Washington State is fighting to position itself for a chance to make the NCAA tournament, and then this happens.

Klay Thompson, the Pac-10's leading scorer and an NBA prospect, has been suspended for Saturday's regular-season finale against UCLA -- a crucial game that will determine conference tournament seeding and how much of a shot the Cougars have of going dancing.

Shortly after scoring 22 points against USC, Thompson was pulled over and cited for the 1.95 grams of marijuana found in his vehicle. It left coach Ken Bone no choice but to suspend the star guard after previously having benched point guard Reggie Moore for a similar infraction.

This was horrible timing for Thompson. Just two weeks ago, Bone kept him out of the starting lineup for being late for the team bus and the Cougars ended up losing to Arizona State. Only afterward did Bone find out that the tardiness was over a misplaced iPod. So it's been a bad stretch for the guy that should be looked upon as the team leader.

The other factor in this that hurts Washington State is that Moore is a question mark going into the UCLA game after he left Thursday's game in the first half with a sprained right ankle and spent the rest of the contest on the sideline in a protective boot. The Cougars are expected to turn to Faisal Aden, who has shown tremendous scoring ability, but has also battled knee issues throughout the season.

The Cougars' season began with much promise as they went through nonconference play with a 10-2 record and Thompson regained his shooting form after struggling a year ago. They have beaten Gonzaga, Baylor and swept rival Washington.

But because of uneven play in the conference season, a loss on Saturday could drop the Cougars as far down as the sixth seed in the Pac-10 tournament.

And Thompson won't be able to help.

Mychal Thompson, his father who works for ESPN 710 in Los Angeles, said he received a 7 a.m. phone call from Klay and thought, "uh, oh."

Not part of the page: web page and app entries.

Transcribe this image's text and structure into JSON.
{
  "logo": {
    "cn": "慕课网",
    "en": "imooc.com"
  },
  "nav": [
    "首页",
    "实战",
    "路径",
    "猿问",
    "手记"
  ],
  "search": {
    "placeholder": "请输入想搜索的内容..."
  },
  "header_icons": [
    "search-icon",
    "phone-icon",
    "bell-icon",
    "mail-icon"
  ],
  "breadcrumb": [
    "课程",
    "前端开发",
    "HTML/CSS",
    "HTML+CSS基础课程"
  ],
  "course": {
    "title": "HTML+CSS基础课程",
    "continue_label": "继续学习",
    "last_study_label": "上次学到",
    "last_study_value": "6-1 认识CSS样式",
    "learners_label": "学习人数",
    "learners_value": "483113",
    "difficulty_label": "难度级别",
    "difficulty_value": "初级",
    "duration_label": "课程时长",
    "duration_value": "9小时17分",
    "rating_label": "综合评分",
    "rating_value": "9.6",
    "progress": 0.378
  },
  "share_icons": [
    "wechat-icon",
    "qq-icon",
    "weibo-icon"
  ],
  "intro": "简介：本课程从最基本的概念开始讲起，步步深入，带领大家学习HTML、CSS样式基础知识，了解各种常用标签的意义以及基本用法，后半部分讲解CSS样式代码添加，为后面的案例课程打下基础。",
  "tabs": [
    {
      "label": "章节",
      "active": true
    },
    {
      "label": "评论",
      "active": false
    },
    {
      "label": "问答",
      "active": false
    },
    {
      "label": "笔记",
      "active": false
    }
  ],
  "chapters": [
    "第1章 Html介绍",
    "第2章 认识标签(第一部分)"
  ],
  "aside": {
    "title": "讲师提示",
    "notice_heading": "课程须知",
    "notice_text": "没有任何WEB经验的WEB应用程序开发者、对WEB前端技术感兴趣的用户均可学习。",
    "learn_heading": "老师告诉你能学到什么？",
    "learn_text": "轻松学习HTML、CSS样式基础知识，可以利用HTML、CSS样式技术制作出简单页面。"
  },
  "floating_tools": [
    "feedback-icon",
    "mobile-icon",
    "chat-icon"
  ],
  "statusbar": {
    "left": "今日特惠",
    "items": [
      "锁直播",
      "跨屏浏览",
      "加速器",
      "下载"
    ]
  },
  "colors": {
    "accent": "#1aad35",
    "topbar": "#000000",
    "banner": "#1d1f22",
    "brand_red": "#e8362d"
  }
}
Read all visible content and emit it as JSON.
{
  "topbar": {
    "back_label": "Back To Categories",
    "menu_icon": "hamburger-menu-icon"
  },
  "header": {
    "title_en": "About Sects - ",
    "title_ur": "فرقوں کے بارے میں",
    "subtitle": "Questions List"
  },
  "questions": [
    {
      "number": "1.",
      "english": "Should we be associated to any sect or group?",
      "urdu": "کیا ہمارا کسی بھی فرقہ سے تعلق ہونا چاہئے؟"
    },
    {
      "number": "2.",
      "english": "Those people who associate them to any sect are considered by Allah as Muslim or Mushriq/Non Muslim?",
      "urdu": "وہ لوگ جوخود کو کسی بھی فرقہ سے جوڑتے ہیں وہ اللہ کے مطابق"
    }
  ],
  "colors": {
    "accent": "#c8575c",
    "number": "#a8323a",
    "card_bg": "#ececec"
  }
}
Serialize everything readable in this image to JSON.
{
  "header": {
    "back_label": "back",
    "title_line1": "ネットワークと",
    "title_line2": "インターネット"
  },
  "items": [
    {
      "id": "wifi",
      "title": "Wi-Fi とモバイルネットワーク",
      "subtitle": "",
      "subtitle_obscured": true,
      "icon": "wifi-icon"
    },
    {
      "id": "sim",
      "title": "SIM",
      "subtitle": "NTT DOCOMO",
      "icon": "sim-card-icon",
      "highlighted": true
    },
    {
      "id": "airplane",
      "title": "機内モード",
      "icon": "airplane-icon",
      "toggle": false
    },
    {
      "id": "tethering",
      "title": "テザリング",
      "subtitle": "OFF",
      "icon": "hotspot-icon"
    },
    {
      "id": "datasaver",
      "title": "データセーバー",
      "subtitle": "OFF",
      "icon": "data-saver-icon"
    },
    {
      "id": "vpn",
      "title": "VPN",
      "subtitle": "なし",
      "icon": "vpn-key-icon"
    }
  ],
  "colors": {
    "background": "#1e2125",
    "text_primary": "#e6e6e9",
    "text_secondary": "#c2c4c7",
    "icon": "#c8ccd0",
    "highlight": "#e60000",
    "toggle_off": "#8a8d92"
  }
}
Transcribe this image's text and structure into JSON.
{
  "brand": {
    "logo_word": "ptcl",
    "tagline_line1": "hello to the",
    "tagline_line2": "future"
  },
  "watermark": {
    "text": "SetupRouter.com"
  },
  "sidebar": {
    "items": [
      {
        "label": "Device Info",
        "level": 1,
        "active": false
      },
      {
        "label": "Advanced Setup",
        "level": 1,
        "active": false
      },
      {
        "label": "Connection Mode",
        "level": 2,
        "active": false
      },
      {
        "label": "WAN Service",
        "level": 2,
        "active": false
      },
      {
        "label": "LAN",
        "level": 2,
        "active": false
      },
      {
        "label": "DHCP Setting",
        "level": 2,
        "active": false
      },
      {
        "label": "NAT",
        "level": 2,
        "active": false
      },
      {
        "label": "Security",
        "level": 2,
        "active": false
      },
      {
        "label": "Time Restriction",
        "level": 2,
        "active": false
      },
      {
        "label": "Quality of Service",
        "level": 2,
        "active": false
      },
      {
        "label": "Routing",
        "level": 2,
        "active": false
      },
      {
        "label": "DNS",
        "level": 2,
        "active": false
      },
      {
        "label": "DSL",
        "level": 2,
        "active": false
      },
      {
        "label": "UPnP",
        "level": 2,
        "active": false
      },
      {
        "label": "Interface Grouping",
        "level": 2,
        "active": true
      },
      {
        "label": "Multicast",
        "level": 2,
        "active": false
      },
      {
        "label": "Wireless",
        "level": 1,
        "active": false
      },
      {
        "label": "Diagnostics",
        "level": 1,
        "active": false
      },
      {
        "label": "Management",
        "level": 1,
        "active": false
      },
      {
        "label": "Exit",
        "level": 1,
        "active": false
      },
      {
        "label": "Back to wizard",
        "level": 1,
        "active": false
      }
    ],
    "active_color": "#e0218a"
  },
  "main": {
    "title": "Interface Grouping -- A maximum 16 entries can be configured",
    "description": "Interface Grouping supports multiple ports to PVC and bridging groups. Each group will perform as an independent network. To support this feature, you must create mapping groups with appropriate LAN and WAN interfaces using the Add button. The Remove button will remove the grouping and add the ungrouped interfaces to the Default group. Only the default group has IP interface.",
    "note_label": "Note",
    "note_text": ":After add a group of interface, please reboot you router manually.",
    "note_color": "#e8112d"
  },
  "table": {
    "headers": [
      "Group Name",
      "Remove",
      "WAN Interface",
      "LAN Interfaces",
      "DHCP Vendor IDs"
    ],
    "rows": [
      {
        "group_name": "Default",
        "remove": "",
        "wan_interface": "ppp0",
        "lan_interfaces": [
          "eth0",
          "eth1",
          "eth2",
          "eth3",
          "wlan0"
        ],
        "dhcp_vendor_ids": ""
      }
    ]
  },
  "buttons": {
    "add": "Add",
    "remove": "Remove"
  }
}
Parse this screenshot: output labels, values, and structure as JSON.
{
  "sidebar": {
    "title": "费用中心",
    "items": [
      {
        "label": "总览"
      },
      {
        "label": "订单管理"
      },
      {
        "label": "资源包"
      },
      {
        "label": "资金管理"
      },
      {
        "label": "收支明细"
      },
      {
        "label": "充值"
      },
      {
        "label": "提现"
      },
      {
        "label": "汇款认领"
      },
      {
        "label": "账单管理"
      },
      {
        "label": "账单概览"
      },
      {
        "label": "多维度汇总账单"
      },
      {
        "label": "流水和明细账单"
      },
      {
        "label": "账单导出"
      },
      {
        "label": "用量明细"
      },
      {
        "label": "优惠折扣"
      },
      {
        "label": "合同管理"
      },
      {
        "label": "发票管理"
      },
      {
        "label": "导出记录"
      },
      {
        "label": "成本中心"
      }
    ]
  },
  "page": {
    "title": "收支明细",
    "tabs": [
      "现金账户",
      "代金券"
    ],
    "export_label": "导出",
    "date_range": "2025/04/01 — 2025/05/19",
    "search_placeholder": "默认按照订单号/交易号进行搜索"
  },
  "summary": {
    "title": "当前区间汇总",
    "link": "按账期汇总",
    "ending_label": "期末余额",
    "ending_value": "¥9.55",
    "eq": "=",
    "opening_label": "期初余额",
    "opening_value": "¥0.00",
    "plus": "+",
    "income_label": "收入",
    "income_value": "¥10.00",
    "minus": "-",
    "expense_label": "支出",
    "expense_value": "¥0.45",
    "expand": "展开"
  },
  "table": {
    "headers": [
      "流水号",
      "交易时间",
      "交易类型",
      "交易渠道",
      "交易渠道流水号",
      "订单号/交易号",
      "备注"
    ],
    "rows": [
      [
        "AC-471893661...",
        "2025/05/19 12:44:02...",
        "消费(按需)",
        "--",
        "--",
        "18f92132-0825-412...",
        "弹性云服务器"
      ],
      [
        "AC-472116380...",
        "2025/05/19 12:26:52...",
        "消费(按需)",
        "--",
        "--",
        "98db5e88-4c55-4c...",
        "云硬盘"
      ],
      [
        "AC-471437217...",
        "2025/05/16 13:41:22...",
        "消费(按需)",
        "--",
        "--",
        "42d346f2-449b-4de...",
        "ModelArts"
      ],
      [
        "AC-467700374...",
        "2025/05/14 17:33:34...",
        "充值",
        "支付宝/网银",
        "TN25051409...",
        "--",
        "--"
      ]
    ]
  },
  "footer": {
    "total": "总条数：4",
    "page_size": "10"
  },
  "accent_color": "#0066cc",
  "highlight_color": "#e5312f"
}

"He put himself and the team in this situation knowing the consequences," said Mychal, a former No. 1 overall NBA draft pick. "It's disappointing to me.

"He seemed to realize he messed up. If this isn't a wake-up call, I don't know what is."